One of the runners ups in this year’s BagMask.com Anesthesia Scholarship contest is Jordan Holloway MD. Jordan is a PGY-1 at The Ohio State University Wexner and is scheduled to finish in 2024. Her winning essay in the 2020 BagMask.com Scholarship Competition has won her a ADC 619 ADSCOPE-lite Stethoscope from Stethoscope.com.
Once intent on becoming a pediatrician, I told a friend training for nurse anesthesia that I was glad someone wanted to “put people to sleep.” That statement became ironic the moment I decided to become an anesthesiologist – a day I remember vividly.
Completing an anesthesiology elective, I had set to spend the day in the “tonsil room” – a quick turn-around room where I could get hands-on experience as a medical student. We entered our patient’s room, a young girl with Turner’s syndrome in for a tonsillectomy and adenoidectomy, and I picked up bits and pieces while the practitioner spoke. With previous heart surgeries and familiarity with the operative environment, both were visibly nervous – the patient hiding behind her apprehensive mom, clenched white fists on the leg of her pants. As the CRNA spoke to her mother, I hid behind my hands and peaked out at the patient, who jumped back behind her mom and across to the other side. We played a game of hide and seek for the next ten minutes while the CRNA reassured the patient’s mom that the anesthetic for this procedure held much less risk than the patient’s previous surgeries, that she would be with the patient every step of the way, and that the patient was in good hands. Meanwhile, playing hide-and-seek, the patient went from wide-eyed, refusing to leave mom’s side to smiling and playing across the room. Soon after, we rolled back – mom comforted and our patient much more relaxed.
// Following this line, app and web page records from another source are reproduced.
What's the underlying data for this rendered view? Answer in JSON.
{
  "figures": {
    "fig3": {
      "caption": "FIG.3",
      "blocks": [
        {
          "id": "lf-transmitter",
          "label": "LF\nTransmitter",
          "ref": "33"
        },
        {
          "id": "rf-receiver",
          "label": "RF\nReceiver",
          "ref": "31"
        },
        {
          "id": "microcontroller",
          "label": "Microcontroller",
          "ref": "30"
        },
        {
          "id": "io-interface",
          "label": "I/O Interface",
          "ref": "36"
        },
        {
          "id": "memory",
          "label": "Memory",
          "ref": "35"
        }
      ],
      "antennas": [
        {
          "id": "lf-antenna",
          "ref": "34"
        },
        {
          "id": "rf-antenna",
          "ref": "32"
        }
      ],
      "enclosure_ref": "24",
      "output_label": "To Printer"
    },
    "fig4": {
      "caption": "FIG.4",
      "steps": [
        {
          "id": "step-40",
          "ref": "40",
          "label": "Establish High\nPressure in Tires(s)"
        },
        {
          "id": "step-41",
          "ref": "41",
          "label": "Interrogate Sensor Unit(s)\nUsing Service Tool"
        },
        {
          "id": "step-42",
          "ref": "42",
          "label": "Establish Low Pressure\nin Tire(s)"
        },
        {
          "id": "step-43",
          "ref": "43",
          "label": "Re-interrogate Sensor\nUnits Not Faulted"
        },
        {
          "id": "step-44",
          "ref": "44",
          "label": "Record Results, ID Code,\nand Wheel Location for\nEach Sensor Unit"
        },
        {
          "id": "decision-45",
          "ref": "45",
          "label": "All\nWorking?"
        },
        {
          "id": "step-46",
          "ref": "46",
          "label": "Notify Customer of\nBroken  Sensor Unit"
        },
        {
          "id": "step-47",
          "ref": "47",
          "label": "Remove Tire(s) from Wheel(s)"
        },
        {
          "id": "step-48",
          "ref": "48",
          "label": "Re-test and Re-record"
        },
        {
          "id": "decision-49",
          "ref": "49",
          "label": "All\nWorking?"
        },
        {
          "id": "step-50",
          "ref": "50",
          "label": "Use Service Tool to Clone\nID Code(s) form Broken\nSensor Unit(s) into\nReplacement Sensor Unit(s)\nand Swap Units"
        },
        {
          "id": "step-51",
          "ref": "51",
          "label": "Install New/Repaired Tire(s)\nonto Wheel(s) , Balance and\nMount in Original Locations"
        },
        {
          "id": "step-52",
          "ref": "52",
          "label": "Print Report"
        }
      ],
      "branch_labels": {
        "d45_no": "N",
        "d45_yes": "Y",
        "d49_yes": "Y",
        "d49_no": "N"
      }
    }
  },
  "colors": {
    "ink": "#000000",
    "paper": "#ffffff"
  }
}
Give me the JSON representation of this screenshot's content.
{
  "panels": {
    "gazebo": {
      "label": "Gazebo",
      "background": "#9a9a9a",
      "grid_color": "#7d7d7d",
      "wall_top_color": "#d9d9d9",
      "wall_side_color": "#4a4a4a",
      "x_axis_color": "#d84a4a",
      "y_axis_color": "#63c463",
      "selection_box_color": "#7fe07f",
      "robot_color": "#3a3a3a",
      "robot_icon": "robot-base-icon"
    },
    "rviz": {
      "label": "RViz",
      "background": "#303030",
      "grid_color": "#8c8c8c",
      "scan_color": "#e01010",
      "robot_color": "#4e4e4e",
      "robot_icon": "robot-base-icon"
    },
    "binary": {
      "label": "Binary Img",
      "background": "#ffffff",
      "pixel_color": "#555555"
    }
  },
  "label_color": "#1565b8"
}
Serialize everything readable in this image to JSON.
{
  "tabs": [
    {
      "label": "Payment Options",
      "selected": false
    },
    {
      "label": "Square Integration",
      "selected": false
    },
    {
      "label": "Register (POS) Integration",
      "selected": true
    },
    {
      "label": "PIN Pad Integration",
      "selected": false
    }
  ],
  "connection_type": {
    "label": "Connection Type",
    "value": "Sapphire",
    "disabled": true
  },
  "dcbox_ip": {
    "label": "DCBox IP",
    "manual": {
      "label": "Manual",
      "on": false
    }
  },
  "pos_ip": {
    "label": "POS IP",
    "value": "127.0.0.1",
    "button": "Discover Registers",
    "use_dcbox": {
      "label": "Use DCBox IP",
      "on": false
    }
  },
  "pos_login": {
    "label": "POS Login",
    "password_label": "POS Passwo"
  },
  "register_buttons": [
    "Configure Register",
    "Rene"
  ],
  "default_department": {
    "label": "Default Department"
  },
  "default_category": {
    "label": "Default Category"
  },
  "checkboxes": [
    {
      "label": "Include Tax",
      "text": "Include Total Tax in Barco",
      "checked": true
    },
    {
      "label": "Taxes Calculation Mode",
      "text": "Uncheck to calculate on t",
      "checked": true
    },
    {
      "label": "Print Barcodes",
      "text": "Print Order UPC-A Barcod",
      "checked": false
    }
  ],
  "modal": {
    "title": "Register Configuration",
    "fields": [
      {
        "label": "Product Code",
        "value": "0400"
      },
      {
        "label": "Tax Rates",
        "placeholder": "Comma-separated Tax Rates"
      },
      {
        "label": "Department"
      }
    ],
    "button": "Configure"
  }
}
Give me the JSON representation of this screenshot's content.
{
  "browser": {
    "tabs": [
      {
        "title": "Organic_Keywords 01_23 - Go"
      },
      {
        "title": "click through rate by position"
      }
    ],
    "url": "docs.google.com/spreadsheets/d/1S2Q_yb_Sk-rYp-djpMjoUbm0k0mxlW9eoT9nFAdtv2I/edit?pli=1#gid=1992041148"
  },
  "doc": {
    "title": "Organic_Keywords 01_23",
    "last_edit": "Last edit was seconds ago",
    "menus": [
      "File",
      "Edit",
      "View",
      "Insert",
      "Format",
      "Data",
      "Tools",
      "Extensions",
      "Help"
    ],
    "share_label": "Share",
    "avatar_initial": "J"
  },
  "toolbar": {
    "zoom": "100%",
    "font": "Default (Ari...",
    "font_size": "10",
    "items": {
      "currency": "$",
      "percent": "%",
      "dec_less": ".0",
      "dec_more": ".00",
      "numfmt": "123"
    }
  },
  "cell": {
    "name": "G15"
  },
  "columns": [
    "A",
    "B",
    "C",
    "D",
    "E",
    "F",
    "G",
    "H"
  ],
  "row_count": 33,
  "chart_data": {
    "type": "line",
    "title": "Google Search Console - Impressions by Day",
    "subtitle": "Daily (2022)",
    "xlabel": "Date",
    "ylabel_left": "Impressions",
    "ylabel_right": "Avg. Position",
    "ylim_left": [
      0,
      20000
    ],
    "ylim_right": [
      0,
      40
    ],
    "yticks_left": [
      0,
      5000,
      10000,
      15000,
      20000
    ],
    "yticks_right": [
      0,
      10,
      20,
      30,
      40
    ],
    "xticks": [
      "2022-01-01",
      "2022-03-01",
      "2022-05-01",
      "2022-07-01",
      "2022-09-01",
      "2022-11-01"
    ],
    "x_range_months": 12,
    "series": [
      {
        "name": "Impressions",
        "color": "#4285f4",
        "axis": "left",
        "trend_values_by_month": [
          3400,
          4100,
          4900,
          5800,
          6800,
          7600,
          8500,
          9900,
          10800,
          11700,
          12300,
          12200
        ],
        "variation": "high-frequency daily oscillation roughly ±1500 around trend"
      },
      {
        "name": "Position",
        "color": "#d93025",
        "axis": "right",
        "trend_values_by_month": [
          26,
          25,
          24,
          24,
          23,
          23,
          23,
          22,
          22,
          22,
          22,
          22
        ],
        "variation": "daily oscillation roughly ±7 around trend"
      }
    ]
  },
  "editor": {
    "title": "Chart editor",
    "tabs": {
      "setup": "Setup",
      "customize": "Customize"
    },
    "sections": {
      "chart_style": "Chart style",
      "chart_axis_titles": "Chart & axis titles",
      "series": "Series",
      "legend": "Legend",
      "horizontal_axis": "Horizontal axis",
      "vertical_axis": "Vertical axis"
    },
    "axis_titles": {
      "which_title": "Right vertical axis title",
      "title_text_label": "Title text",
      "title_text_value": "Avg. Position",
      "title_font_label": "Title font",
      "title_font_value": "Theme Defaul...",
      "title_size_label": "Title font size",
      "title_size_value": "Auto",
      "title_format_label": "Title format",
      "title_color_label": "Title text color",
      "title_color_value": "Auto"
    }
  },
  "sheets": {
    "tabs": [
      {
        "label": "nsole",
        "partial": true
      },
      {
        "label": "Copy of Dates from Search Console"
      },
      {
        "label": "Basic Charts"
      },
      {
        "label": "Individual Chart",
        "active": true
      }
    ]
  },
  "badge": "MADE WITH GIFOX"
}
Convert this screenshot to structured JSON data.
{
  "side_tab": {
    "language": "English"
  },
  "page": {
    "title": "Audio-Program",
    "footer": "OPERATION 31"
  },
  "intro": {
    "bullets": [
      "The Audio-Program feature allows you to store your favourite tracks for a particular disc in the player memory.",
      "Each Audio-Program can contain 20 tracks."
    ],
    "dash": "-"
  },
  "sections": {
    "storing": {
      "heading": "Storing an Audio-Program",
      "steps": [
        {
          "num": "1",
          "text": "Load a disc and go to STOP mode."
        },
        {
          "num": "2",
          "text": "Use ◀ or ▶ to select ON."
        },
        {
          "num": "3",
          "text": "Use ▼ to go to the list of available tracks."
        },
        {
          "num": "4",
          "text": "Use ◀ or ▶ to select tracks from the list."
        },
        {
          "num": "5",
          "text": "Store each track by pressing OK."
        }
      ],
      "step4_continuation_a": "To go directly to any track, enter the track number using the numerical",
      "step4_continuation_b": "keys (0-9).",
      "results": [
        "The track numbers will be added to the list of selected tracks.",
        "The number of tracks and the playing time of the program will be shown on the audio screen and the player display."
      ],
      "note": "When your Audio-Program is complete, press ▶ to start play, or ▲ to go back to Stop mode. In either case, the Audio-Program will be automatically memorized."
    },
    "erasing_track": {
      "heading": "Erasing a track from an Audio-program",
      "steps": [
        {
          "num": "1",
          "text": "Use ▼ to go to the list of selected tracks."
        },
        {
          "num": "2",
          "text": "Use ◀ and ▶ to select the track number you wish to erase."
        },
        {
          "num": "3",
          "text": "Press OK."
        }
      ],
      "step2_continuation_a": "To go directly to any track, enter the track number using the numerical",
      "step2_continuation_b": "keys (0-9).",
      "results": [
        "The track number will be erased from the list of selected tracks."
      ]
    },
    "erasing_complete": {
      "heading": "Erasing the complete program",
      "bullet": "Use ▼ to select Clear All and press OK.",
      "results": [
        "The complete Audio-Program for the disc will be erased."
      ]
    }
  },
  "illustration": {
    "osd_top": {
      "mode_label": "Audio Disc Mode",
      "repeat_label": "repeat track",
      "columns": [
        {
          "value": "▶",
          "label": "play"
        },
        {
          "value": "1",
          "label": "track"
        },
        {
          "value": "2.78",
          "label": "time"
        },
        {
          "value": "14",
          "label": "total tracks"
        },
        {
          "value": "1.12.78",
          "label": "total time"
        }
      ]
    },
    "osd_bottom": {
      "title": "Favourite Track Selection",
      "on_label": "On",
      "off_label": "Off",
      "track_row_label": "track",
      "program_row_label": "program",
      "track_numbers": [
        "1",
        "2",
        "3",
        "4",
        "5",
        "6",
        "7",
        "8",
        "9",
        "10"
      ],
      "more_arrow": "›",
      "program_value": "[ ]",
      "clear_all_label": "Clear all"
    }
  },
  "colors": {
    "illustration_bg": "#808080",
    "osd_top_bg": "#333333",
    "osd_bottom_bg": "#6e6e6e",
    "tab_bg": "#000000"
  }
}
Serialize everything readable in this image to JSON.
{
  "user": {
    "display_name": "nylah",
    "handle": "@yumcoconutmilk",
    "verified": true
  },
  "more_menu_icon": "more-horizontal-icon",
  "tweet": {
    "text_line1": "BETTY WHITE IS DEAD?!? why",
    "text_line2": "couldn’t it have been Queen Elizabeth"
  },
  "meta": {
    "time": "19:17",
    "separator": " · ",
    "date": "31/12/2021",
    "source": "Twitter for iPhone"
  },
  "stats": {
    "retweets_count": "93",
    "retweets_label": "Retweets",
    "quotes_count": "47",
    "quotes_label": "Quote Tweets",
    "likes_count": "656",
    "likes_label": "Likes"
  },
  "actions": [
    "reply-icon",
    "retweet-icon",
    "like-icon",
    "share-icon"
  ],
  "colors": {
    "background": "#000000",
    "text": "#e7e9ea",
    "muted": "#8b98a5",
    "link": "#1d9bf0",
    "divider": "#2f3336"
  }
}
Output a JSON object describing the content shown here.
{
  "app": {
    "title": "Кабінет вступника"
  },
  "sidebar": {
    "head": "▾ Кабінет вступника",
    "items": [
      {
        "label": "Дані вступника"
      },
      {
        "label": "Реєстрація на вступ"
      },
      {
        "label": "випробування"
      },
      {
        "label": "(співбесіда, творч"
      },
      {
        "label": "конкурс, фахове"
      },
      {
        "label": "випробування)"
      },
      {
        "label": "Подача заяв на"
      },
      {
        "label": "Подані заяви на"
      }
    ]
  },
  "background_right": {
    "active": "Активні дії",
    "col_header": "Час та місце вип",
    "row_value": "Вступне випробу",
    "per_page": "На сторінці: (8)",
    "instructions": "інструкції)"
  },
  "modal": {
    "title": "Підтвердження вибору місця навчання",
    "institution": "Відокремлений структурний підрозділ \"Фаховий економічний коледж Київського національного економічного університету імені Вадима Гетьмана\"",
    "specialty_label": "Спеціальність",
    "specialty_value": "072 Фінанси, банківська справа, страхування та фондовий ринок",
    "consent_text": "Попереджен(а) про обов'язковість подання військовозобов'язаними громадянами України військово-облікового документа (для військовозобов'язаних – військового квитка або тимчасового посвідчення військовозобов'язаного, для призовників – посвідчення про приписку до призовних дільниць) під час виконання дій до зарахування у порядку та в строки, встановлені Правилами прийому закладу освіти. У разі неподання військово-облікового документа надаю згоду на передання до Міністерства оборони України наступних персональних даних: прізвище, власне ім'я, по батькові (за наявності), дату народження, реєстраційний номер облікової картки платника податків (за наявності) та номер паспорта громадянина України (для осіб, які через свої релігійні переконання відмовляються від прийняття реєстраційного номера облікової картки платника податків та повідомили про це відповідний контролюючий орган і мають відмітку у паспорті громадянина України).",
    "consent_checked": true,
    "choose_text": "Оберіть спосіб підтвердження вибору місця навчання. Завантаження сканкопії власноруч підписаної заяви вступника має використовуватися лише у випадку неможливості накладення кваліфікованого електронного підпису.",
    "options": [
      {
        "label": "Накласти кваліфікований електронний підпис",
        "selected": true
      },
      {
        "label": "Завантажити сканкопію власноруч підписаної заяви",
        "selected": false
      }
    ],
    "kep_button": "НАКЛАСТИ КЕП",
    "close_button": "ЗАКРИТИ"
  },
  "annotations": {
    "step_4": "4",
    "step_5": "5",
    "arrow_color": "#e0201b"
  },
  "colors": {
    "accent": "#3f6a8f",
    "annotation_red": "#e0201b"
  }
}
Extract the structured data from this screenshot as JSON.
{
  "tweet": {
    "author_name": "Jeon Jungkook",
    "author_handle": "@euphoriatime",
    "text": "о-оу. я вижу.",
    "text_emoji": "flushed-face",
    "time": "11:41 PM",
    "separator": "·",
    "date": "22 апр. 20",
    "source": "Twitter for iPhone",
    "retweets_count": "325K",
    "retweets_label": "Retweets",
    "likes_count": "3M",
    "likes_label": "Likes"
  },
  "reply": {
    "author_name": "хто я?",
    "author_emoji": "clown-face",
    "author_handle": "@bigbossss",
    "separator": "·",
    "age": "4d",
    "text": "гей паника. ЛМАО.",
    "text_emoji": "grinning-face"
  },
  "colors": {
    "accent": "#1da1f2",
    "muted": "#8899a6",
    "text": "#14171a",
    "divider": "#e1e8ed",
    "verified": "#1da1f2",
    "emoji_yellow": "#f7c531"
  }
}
Surgery is terrifying. Patients feel out of control, anxious their lives rest another’s hands, and worried about what will happen if something goes wrong. They put their trust in the individuals taking care of them – the surgeon to fix their state of disease and the anesthesiologist to ensure their comfort and safety throughout. There is a sacred and indelible bond between the patient and anesthesiologist – often a stranger until day of surgery– that the patient will be taken care of, and the anesthesiologist will be there for them every step of the way.
The conception that anesthesiologists “put people to sleep” is true but far from comprehensive. Behind the understanding of anesthesia lies a calling to maintain patients comfortable and safe during their scariest moments. Anesthesiologists advocate for their patients before, during, and after surgery. They calm anxieties – be it medically or with a reassuring smile. They speak up for sleeping patients who cannot speak for themselves, ensuring their best care. They check on their patients after procedures to guarantee they are resting comfortably and doing well prior to discharge. They practice in critical care units where their sickest patients rest both before and after procedures, able to address their most critical needs and sit down with families living through some of their hardest days. Yes – anesthesiologists “put people to sleep,” but they are also the mental and physical health advocates a patient so desperately needs on their scariest days – which is why I am proud to train to become one
BagMask.com’s Upcoming 2020 Fall Anesthesia Scholarship Information
We’re already working on our next scholarship and are excited to try a new format! Look for more information about the next one sometime this fall, and be sure to follow us on social media and join our mailing list so you can keep up to date on future Scholarship information and other great Anesthesia Career Resources!
Eligibility for Upcoming Scholarship Entries
- Anesthesia Resident
- Anesthesia Fellow
- Fourth year Medical Student that has matched to anesthesia